Sydney finance executive and keen art-lover Ronald Johnson died in February 2003 leaving a substantial estate, including provision for a major new sculpture to be placed near Sydney Harbour.

The sculpture has to fit the site and be of high quality, significance and innovation. From a short list of leading contemporary sculptures New Zealand artist Mr Chris Booth was selected to create a piece from stone and plants with a construction cost of more than $2 million.

Chris was born in Kerikeri, in the north of the North Island of New Zealand. After studying art at university he worked with leading sculptors around the world such as Barbara Hepworth, Denis Mitchell, John Milne and Quinto Ghermandi.

His work has been exhibited in Australia, New Zealand and Europe, but is better known for the iconic pieces he has created in situ. For example a huge blanket of rocks out the front of Hamilton Gardens

Chris is keen on rocks and many of his sculptures are built from boulders in gravity defying arrangements (a book on his work is called ‘Woven Stone’). His work has a strong connection with the place, and the materials as well as design reflect this. Indigenous culture and the living environment feature strongly in most pieces.

The Royal Botanic Gardens work was created by Chris Booth after extensive research into local cultural heritage, geology, flora and fauna, as well as the availability and suitability of local stone and other materials to be used in the construction of the sculpture.

The major part of the work is to be built from slabs of sandstone sewn together, creating a wave-like rock structure holding pockets of local plants. Native animals such as skinks and micro-bats will encouraged to live in the crevices. Nearby will be a totem-like structure created out of quartz stone and with a local Gadigal image marked on it.

The sculpture will be on the lawn below the Government House grounds. The location has Sydney Harbour and Farm Cove views and visually connects with the sandstone cliffs of Mrs Macquaries Point. These were crucial factors in the site selection and the design statements of the sculpture.

Work has already started and will take over a year to complete. So come and watch a sculptor at work in one of the most beautiful settings in the world.

For more of Chris Booth’s work see

Image: a thin bamboo line marks the spot for part of Chris Booth's sulpture in Sydney's Royal Botanic Gardens.
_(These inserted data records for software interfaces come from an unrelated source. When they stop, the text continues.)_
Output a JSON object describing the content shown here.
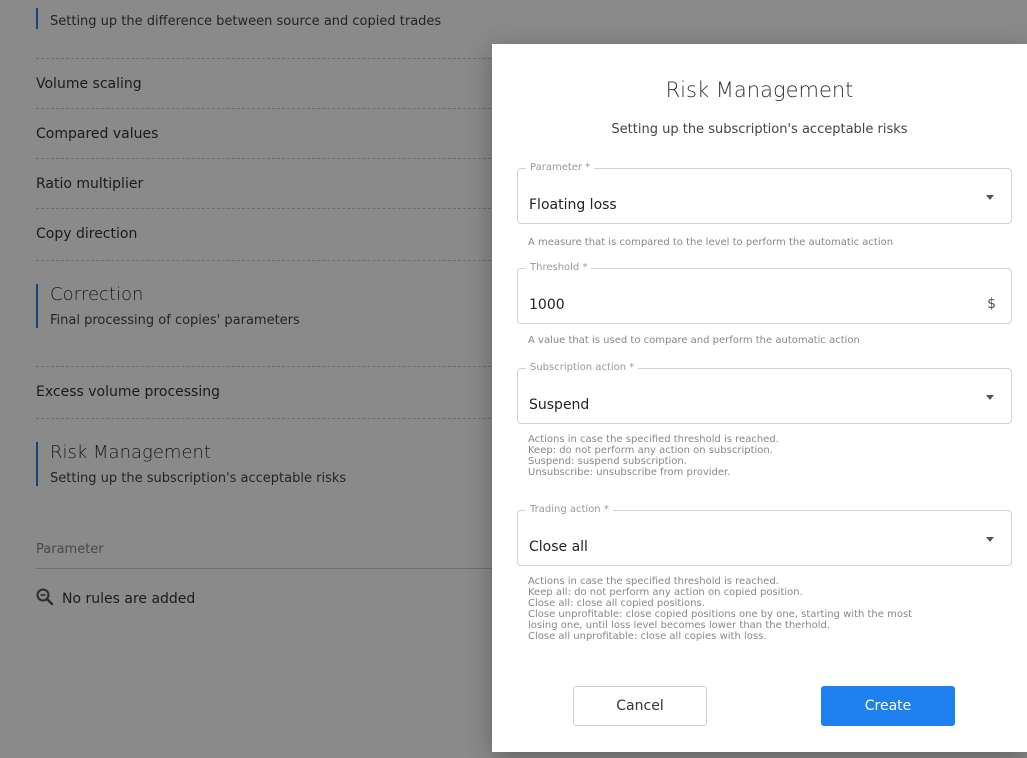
{
  "background": {
    "sections": [
      {
        "title": "",
        "subtitle": "Setting up the difference between source and copied trades"
      },
      {
        "title": "Correction",
        "subtitle": "Final processing of copies' parameters"
      },
      {
        "title": "Risk Management",
        "subtitle": "Setting up the subscription's acceptable risks"
      }
    ],
    "rows": [
      "Volume scaling",
      "Compared values",
      "Ratio multiplier",
      "Copy direction",
      "Excess volume processing"
    ],
    "table": {
      "column_header": "Parameter",
      "empty_text": "No rules are added",
      "empty_icon": "zoom-out-icon"
    }
  },
  "modal": {
    "title": "Risk Management",
    "subtitle": "Setting up the subscription's acceptable risks",
    "fields": [
      {
        "label": "Parameter *",
        "value": "Floating loss",
        "type": "select",
        "help": "A measure that is compared to the level to perform the automatic action"
      },
      {
        "label": "Threshold *",
        "value": "1000",
        "unit": "$",
        "type": "input",
        "help": "A value that is used to compare and perform the automatic action"
      },
      {
        "label": "Subscription action *",
        "value": "Suspend",
        "type": "select",
        "help": "Actions in case the specified threshold is reached.\nKeep: do not perform any action on subscription.\nSuspend: suspend subscription.\nUnsubscribe: unsubscribe from provider."
      },
      {
        "label": "Trading action *",
        "value": "Close all",
        "type": "select",
        "help": "Actions in case the specified threshold is reached.\nKeep all: do not perform any action on copied position.\nClose all: close all copied positions.\nClose unprofitable: close copied positions one by one, starting with the most\nlosing one, until loss level becomes lower than the therhold.\nClose all unprofitable: close all copies with loss."
      }
    ],
    "buttons": {
      "cancel": "Cancel",
      "create": "Create"
    },
    "colors": {
      "primary": "#1e80ef",
      "accent": "#2f7fd8"
    }
  }
}
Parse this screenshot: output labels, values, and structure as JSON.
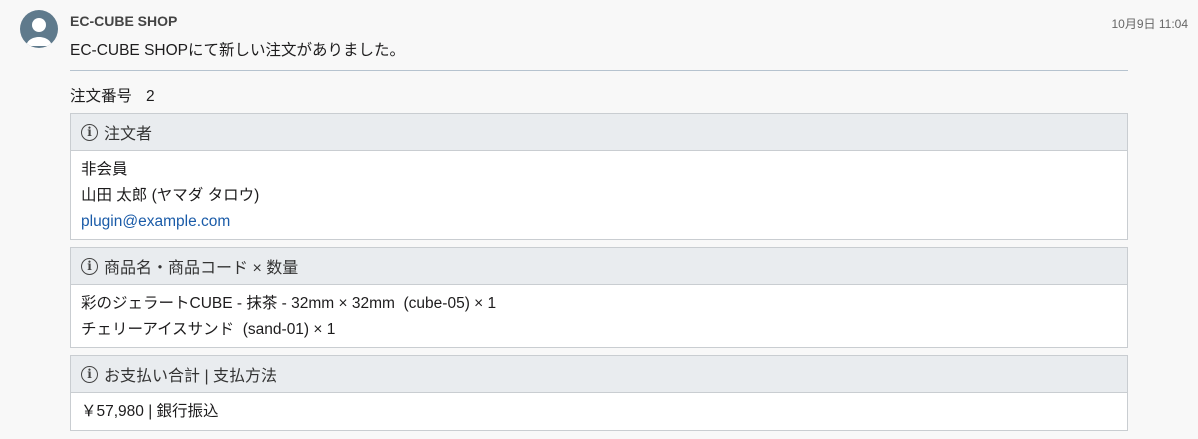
{
  "message": {
    "sender": "EC-CUBE SHOP",
    "timestamp": "10月9日 11:04",
    "text": "EC-CUBE SHOPにて新しい注文がありました。"
  },
  "order": {
    "number_label": "注文番号",
    "number_value": "2"
  },
  "customer_panel": {
    "title": "注文者",
    "member_status": "非会員",
    "name": "山田 太郎 (ヤマダ タロウ)",
    "email": "plugin@example.com"
  },
  "products_panel": {
    "title": "商品名・商品コード × 数量",
    "items": [
      "彩のジェラートCUBE - 抹茶 - 32mm × 32mm  (cube-05) × 1",
      "チェリーアイスサンド  (sand-01) × 1"
    ]
  },
  "payment_panel": {
    "title": "お支払い合計 | 支払方法",
    "value": "￥57,980 | 銀行振込"
  },
  "icons": {
    "avatar": "user-avatar-icon",
    "info": "info-circle-icon"
  },
  "colors": {
    "link": "#1a5ba8",
    "panel_header": "#e9ecef",
    "avatar": "#5f7a8c"
  }
}
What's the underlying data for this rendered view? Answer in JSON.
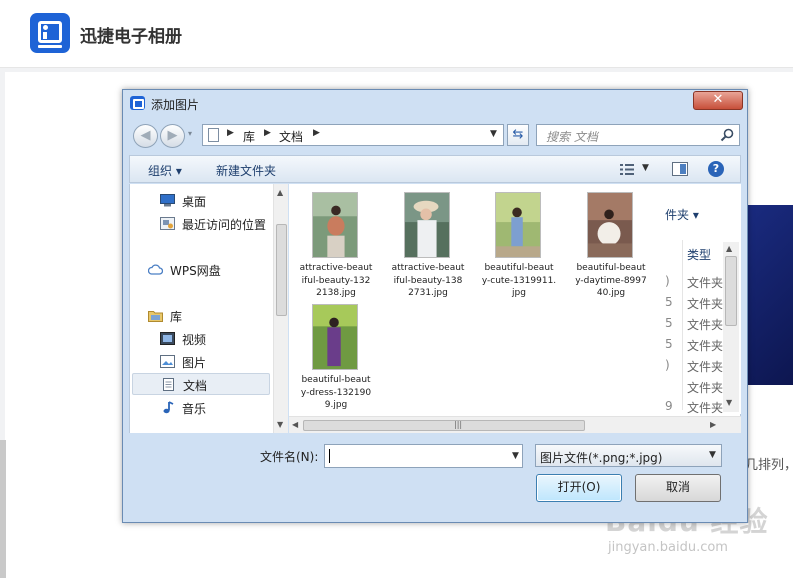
{
  "app": {
    "title": "迅捷电子相册"
  },
  "background": {
    "sort_text": "几排列，",
    "watermark": "Baidu 经验",
    "watermark_url": "jingyan.baidu.com"
  },
  "dialog": {
    "title": "添加图片",
    "close_symbol": "✕",
    "address": {
      "crumbs": [
        "库",
        "文档"
      ]
    },
    "search_placeholder": "搜索 文档",
    "toolbar": {
      "organize": "组织 ▾",
      "new_folder": "新建文件夹"
    },
    "nav": {
      "items": [
        {
          "label": "桌面",
          "icon": "desktop-icon"
        },
        {
          "label": "最近访问的位置",
          "icon": "recent-places-icon"
        },
        {
          "label": "WPS网盘",
          "icon": "cloud-icon"
        },
        {
          "label": "库",
          "icon": "library-icon"
        },
        {
          "label": "视频",
          "icon": "video-icon"
        },
        {
          "label": "图片",
          "icon": "pictures-icon"
        },
        {
          "label": "文档",
          "icon": "documents-icon",
          "selected": true
        },
        {
          "label": "音乐",
          "icon": "music-icon"
        }
      ]
    },
    "files": [
      {
        "caption": "attractive-beautiful-beauty-1322138.jpg",
        "line1": "attractive-beaut",
        "line2": "iful-beauty-132",
        "line3": "2138.jpg"
      },
      {
        "caption": "attractive-beautiful-beauty-1382731.jpg",
        "line1": "attractive-beaut",
        "line2": "iful-beauty-138",
        "line3": "2731.jpg"
      },
      {
        "caption": "beautiful-beauty-cute-1319911.jpg",
        "line1": "beautiful-beaut",
        "line2": "y-cute-1319911.",
        "line3": "jpg"
      },
      {
        "caption": "beautiful-beauty-daytime-899740.jpg",
        "line1": "beautiful-beaut",
        "line2": "y-daytime-8997",
        "line3": "40.jpg"
      },
      {
        "caption": "beautiful-beauty-dress-1321909.jpg",
        "line1": "beautiful-beaut",
        "line2": "y-dress-132190",
        "line3": "9.jpg"
      }
    ],
    "behind": {
      "header": "件夹 ▾",
      "type_header": "类型",
      "cells": [
        "文件夹",
        "文件夹",
        "文件夹",
        "文件夹",
        "文件夹",
        "文件夹",
        "文件夹"
      ],
      "cut": [
        ")",
        "5",
        "5",
        "5",
        ")",
        "9"
      ]
    },
    "filename_label": "文件名(N):",
    "filename_value": "",
    "filter_value": "图片文件(*.png;*.jpg)",
    "open_label": "打开(O)",
    "cancel_label": "取消"
  }
}
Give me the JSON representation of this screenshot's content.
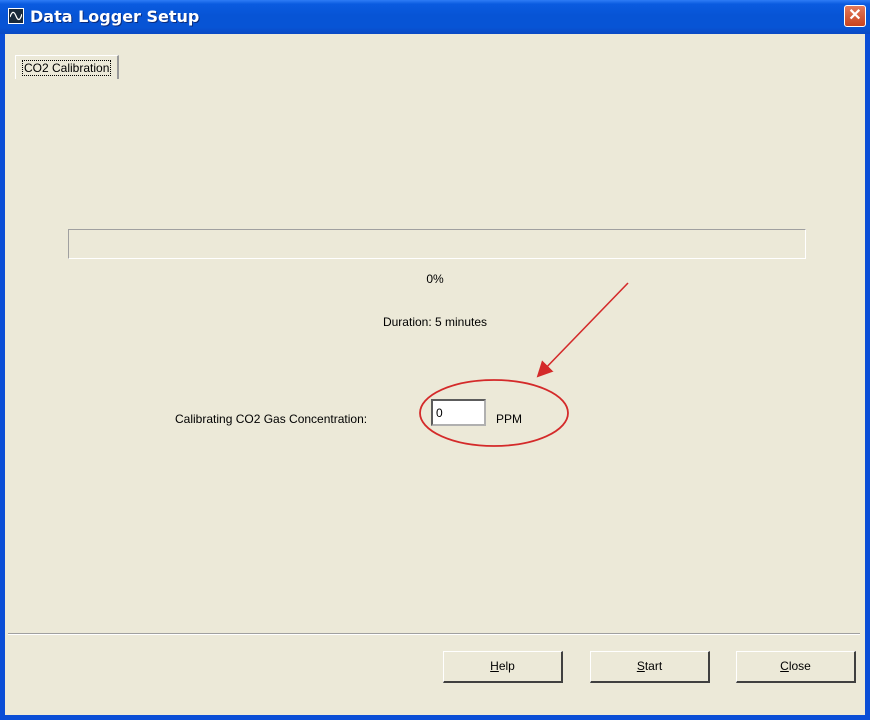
{
  "window": {
    "title": "Data Logger Setup",
    "close_glyph": "✕"
  },
  "tab": {
    "label": "CO2 Calibration"
  },
  "progress": {
    "value_fraction": 0,
    "percent_text": "0%",
    "fill_color": "#3c8f3c"
  },
  "duration_text": "Duration: 5 minutes",
  "concentration": {
    "label": "Calibrating CO2 Gas  Concentration:",
    "value": "0",
    "unit": "PPM"
  },
  "buttons": {
    "help": {
      "mnemonic": "H",
      "rest": "elp"
    },
    "start": {
      "mnemonic": "S",
      "rest": "tart"
    },
    "close": {
      "mnemonic": "C",
      "rest": "lose"
    }
  },
  "annotation": {
    "color": "#d42a2a",
    "shapes": [
      "arrow",
      "ellipse"
    ]
  },
  "colors": {
    "titlebar": "#0754d5",
    "window_bg": "#ece9d8",
    "close_button": "#c8431f"
  }
}
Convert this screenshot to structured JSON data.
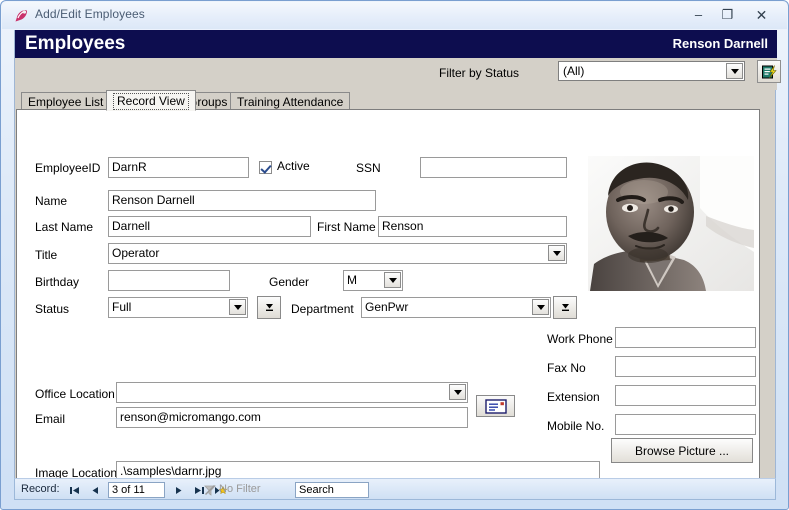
{
  "window": {
    "title": "Add/Edit Employees",
    "app_icon": "feather-pen-icon",
    "minimize": "–",
    "maximize": "❐",
    "close": "✕"
  },
  "header": {
    "title": "Employees",
    "person": "Renson Darnell",
    "background": "#0d0d4f"
  },
  "filter": {
    "label": "Filter by Status",
    "value": "(All)",
    "edit_button_icon": "edit-record-icon"
  },
  "tabs": [
    {
      "label": "Employee List",
      "active": false
    },
    {
      "label": "Record View",
      "active": true
    },
    {
      "label": "Groups",
      "active": false
    },
    {
      "label": "Training Attendance",
      "active": false
    }
  ],
  "form": {
    "employee_id": {
      "label": "EmployeeID",
      "value": "DarnR"
    },
    "active": {
      "label": "Active",
      "checked": true
    },
    "ssn": {
      "label": "SSN",
      "value": ""
    },
    "name": {
      "label": "Name",
      "value": "Renson Darnell"
    },
    "last_name": {
      "label": "Last Name",
      "value": "Darnell"
    },
    "first_name": {
      "label": "First Name",
      "value": "Renson"
    },
    "title": {
      "label": "Title",
      "value": "Operator"
    },
    "birthday": {
      "label": "Birthday",
      "value": ""
    },
    "gender": {
      "label": "Gender",
      "value": "M"
    },
    "status": {
      "label": "Status",
      "value": "Full"
    },
    "department": {
      "label": "Department",
      "value": "GenPwr"
    },
    "work_phone": {
      "label": "Work Phone",
      "value": ""
    },
    "fax_no": {
      "label": "Fax No",
      "value": ""
    },
    "extension": {
      "label": "Extension",
      "value": ""
    },
    "mobile_no": {
      "label": "Mobile No.",
      "value": ""
    },
    "office_location": {
      "label": "Office Location",
      "value": ""
    },
    "email": {
      "label": "Email",
      "value": "renson@micromango.com",
      "button_icon": "envelope-icon"
    },
    "image_location": {
      "label": "Image Location",
      "value": ".\\samples\\darnr.jpg"
    },
    "browse_picture": "Browse Picture ...",
    "photo_alt": "employee-photo-portrait"
  },
  "statusbar": {
    "record_label": "Record:",
    "record_position": "3 of 11",
    "first_icon": "⏮",
    "prev_icon": "◀",
    "next_icon": "▶",
    "last_icon": "⏭",
    "new_icon": "▶",
    "filter_text": "No Filter",
    "search_text": "Search"
  }
}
*This Passion for Plants posting will also appear on the ABC Sydney website (possibly under 'gardening'), and is the gist of my 702AM radio interview with Simon Marnie on Saturday morning, between 9-10 am.